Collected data
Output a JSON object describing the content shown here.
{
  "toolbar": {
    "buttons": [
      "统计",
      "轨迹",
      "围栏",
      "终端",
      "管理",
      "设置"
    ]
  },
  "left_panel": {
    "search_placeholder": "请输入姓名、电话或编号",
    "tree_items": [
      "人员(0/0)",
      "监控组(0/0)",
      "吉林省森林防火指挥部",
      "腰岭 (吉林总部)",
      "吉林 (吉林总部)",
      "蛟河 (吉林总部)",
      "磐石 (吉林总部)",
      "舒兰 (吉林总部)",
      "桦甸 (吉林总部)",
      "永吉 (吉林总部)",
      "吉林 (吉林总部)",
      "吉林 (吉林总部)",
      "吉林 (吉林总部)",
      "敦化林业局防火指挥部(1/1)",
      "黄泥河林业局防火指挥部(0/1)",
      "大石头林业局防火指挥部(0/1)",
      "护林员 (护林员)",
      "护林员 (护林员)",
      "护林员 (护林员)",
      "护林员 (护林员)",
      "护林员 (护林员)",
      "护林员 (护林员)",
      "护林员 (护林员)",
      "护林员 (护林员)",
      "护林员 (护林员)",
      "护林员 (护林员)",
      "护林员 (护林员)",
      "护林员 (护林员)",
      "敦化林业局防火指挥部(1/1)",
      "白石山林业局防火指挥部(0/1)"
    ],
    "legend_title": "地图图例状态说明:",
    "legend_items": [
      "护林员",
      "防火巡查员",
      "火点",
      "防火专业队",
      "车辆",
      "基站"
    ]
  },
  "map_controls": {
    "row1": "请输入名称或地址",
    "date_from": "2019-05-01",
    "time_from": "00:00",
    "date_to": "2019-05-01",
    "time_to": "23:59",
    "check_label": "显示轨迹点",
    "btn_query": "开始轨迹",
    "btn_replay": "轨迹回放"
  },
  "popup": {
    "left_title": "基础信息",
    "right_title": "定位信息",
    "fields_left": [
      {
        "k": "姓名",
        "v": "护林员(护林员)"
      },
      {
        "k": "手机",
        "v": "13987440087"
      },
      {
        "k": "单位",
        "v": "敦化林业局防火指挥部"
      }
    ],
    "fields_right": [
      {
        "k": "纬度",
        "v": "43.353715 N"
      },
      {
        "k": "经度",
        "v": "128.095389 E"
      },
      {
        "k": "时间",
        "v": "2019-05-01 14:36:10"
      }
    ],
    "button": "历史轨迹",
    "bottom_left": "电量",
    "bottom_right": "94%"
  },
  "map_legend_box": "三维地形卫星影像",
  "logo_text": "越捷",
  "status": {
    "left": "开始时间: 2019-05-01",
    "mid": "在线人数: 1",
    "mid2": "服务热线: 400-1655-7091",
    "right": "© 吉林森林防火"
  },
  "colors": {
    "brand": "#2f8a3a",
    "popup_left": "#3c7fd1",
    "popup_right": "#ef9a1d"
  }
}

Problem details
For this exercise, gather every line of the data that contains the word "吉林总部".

The completed task
      "腰岭 (吉林总部)",
      "吉林 (吉林总部)",
      "蛟河 (吉林总部)",
      "磐石 (吉林总部)",
      "舒兰 (吉林总部)",
      "桦甸 (吉林总部)",
      "永吉 (吉林总部)",
      "吉林 (吉林总部)",
      "吉林 (吉林总部)",
      "吉林 (吉林总部)",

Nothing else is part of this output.